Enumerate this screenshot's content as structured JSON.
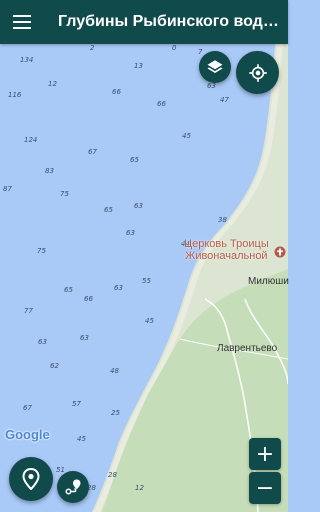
{
  "app_bar": {
    "title": "Глубины Рыбинского водохранилища"
  },
  "map": {
    "depths": [
      "2",
      "134",
      "13",
      "0",
      "7",
      "12",
      "66",
      "66",
      "47",
      "63",
      "116",
      "45",
      "124",
      "67",
      "65",
      "83",
      "87",
      "75",
      "65",
      "63",
      "38",
      "63",
      "75",
      "44",
      "55",
      "65",
      "66",
      "63",
      "77",
      "45",
      "63",
      "63",
      "62",
      "48",
      "67",
      "57",
      "25",
      "45",
      "28",
      "51",
      "28",
      "12"
    ],
    "places": {
      "church_line1": "Церковь Троицы",
      "church_line2": "Живоначальной",
      "milyushino": "Милюши",
      "lavrentevo": "Лаврентьево"
    },
    "attribution": "Google"
  },
  "controls": {
    "zoom_in": "+",
    "zoom_out": "−"
  },
  "icons": {
    "menu": "menu-icon",
    "layers": "layers-icon",
    "locate": "my-location-icon",
    "pin": "map-pin-icon",
    "route": "route-icon"
  },
  "colors": {
    "toolbar": "#114a4a",
    "water": "#a9c9f7",
    "land": "#dce4d2",
    "forest": "#c5ddb8"
  }
}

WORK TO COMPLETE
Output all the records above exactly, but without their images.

SOLUTION TO THE EXERCISE
Enumerate this screenshot's content as structured JSON.
{
  "app_bar": {
    "title": "Глубины Рыбинского водохранилища"
  },
  "map": {
    "depths": [
      "2",
      "134",
      "13",
      "0",
      "7",
      "12",
      "66",
      "66",
      "47",
      "63",
      "116",
      "45",
      "124",
      "67",
      "65",
      "83",
      "87",
      "75",
      "65",
      "63",
      "38",
      "63",
      "75",
      "44",
      "55",
      "65",
      "66",
      "63",
      "77",
      "45",
      "63",
      "63",
      "62",
      "48",
      "67",
      "57",
      "25",
      "45",
      "28",
      "51",
      "28",
      "12"
    ],
    "places": {
      "church_line1": "Церковь Троицы",
      "church_line2": "Живоначальной",
      "milyushino": "Милюши",
      "lavrentevo": "Лаврентьево"
    },
    "attribution": "Google"
  },
  "controls": {
    "zoom_in": "+",
    "zoom_out": "−"
  },
  "icons": {
    "menu": "menu-icon",
    "layers": "layers-icon",
    "locate": "my-location-icon",
    "pin": "map-pin-icon",
    "route": "route-icon"
  },
  "colors": {
    "toolbar": "#114a4a",
    "water": "#a9c9f7",
    "land": "#dce4d2",
    "forest": "#c5ddb8"
  }
}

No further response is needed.